LOUISA LIM reporting:
Chinese students flock to an education fair where American universities advertise their courses. For many of the students, enthusiasm for studying in the land of the free is tempered by fears about the difficulty of getting a visa. The stricter visa regime since 9/11 has hit Chinese students hard. An American consulate official tells them the situation's improving, with 70 percent of applications now approved. But 23-year-old Van(ph) Yu(ph) still worries about her chances.
Ms. VAN YU (Prospective U.S. Student, China): Every time we get news talk about America is more open, but when we go to our visa interview, always reject, you know. So that's why we think, where's the open? With all the--you know, international students, where?
LIM: Perceptions like this are not uncommon. Opinion polls show Chinese attitudes towards the U.S. are quite negative. According to a Chinese survey last year, only 10 percent think the U.S. is friendly to China. Fifty-six percent believe Washington's actively trying to contain China. One episode that dismayed many here was the political outcry in America caused by Chinese oil giant CNOOC's takeover bid of the American firm Unocal. CNOOC eventually dropped the bid, but the saga shaped Chinese attitudes, as Kenneth Lieberthal from the University of Michigan explains.

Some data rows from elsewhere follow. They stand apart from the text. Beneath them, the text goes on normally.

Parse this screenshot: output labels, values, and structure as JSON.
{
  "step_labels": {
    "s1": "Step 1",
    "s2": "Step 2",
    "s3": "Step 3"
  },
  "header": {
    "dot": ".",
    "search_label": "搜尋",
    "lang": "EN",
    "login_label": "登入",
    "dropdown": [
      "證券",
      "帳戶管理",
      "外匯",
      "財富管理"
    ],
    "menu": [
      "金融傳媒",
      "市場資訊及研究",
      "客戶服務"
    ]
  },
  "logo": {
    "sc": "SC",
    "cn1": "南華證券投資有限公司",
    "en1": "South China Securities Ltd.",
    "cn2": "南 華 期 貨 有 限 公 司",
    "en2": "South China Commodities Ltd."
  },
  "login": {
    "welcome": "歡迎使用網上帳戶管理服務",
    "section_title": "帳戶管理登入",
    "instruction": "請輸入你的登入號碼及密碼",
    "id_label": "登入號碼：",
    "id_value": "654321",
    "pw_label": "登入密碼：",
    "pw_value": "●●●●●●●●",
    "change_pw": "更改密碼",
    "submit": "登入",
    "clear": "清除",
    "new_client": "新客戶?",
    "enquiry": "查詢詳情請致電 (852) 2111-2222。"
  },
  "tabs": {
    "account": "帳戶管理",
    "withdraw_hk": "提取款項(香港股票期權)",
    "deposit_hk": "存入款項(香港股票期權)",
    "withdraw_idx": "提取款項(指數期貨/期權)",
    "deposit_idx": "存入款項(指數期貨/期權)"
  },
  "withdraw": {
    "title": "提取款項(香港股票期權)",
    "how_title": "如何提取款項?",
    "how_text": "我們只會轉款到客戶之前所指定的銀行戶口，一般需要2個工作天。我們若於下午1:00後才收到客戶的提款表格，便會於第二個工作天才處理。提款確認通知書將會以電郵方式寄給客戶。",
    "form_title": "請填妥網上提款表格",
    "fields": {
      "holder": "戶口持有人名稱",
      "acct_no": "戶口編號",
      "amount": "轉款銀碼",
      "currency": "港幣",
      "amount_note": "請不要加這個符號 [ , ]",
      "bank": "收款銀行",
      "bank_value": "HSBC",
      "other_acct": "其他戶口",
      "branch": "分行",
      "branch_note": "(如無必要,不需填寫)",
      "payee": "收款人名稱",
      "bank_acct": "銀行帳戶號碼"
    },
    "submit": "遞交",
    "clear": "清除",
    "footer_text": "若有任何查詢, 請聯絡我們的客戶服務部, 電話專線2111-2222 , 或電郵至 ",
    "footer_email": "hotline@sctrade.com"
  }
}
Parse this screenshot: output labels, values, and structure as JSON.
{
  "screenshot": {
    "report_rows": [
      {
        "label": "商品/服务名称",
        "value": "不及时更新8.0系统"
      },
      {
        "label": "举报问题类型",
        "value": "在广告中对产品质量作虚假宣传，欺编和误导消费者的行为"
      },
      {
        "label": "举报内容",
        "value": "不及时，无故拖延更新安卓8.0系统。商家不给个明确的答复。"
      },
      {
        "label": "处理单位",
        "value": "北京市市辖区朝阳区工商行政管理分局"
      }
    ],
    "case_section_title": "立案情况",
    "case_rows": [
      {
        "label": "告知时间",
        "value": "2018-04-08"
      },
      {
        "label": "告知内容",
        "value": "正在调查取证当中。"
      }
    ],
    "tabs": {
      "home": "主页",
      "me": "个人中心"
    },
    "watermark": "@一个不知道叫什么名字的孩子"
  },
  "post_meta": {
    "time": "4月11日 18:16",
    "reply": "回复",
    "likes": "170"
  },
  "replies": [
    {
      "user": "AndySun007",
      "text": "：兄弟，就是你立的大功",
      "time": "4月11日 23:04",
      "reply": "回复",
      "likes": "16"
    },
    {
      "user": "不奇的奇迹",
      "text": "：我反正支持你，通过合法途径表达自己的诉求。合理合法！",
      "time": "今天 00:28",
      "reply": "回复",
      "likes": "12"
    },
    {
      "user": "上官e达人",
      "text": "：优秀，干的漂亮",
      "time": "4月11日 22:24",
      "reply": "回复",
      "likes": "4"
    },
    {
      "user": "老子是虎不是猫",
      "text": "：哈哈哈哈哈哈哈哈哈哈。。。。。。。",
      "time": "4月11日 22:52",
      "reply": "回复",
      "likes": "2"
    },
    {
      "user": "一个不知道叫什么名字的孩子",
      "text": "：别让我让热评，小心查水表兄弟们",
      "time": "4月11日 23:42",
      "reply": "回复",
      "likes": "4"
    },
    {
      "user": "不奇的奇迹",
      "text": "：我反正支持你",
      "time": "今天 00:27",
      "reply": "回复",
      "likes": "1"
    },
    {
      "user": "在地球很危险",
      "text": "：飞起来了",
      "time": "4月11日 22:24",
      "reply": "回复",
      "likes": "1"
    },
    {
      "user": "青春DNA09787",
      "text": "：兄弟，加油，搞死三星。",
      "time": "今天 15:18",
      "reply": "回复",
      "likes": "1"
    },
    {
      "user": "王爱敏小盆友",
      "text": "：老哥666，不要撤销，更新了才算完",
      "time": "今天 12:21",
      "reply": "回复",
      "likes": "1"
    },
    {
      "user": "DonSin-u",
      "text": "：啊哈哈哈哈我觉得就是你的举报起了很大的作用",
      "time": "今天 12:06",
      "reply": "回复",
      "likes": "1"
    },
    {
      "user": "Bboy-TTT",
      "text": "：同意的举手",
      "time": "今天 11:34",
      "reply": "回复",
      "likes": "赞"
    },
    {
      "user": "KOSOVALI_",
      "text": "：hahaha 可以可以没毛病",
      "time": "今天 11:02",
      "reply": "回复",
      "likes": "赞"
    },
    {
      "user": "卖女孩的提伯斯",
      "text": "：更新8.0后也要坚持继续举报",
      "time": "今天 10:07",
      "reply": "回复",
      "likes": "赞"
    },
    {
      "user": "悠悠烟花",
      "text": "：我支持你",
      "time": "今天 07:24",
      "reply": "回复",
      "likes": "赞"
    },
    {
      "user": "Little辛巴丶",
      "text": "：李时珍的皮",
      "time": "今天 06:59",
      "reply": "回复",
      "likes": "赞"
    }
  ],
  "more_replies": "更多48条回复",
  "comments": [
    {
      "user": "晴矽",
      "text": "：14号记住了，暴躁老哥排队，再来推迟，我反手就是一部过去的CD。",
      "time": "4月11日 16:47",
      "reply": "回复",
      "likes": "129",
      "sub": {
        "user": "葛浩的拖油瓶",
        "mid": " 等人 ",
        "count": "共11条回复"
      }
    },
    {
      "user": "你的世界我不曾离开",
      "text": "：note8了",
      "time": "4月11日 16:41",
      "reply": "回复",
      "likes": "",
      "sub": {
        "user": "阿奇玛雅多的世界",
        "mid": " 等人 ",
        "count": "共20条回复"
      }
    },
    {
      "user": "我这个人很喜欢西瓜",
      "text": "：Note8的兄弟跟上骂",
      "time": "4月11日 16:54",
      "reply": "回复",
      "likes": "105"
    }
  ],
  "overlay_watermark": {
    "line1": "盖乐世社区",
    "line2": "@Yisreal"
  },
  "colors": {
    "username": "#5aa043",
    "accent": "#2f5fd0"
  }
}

Mr. KENNETH LIEBERTHAL (Professor of Political Science, University of Michigan): The rhetoric on Capitol Hill about Chinese motives, and about how to deal with China over this issue, was hyperbolic. It was very inaccurate, in terms of what was actually going on, and it made many people in China feel that the U.S. really will not abide China's emergence on the world scene as a major economic player.
LIM: He predicts tough times ahead for the relationship, with the bilateral trade deficit at an all-time high and Chinese exports to the U.S. growing faster than its imports from the States. And as America deals with the ramifications of a rising China, the Chinese are beginning to shift focus.
Mr. WU(ph) SHINBUO(ph) (Professor, Fudan University, Shanghai): The relative importance of this relationship has declined in the last several years, and secondly, I think the U.S. influence over China has declined in the past several years.
LIM: Professor Wu Shinbuo from Fudan University: he says Beijing's foreign policy now emphasizes forging links with others--both to counterbalance U.S. influence, and to serve its own interests.
Mr. SHINBUO: You have to be realistic about how much progress you can make in the foreseeable future, especially with the Bush Administration in power. So in that sense, China has been trying to develop relations with other countries so that its national interest will be served in other way.
LIM: Oil has been called the new great game. And China, with its increasingly wealthy population buying cars and using ever more electricity, needs guaranteed energy security. For that, it's turning to countries like Sudan, Venezuela, and Iran, countries that are out of favor with Washington. Wary of the constraints imposed by the U.S., a self-confident China's geopolitical tentacles are spreading ever further across the globe.
Louisa Lim, NPR News, Shanghai.
NPR transcripts are created on a rush deadline by Verb8tm, Inc., an NPR contractor, and produced using a proprietary transcription process developed with NPR. This text may not be in its final form and may be updated or revised in the future. Accuracy and availability may vary. The authoritative record of NPR’s programming is the audio record.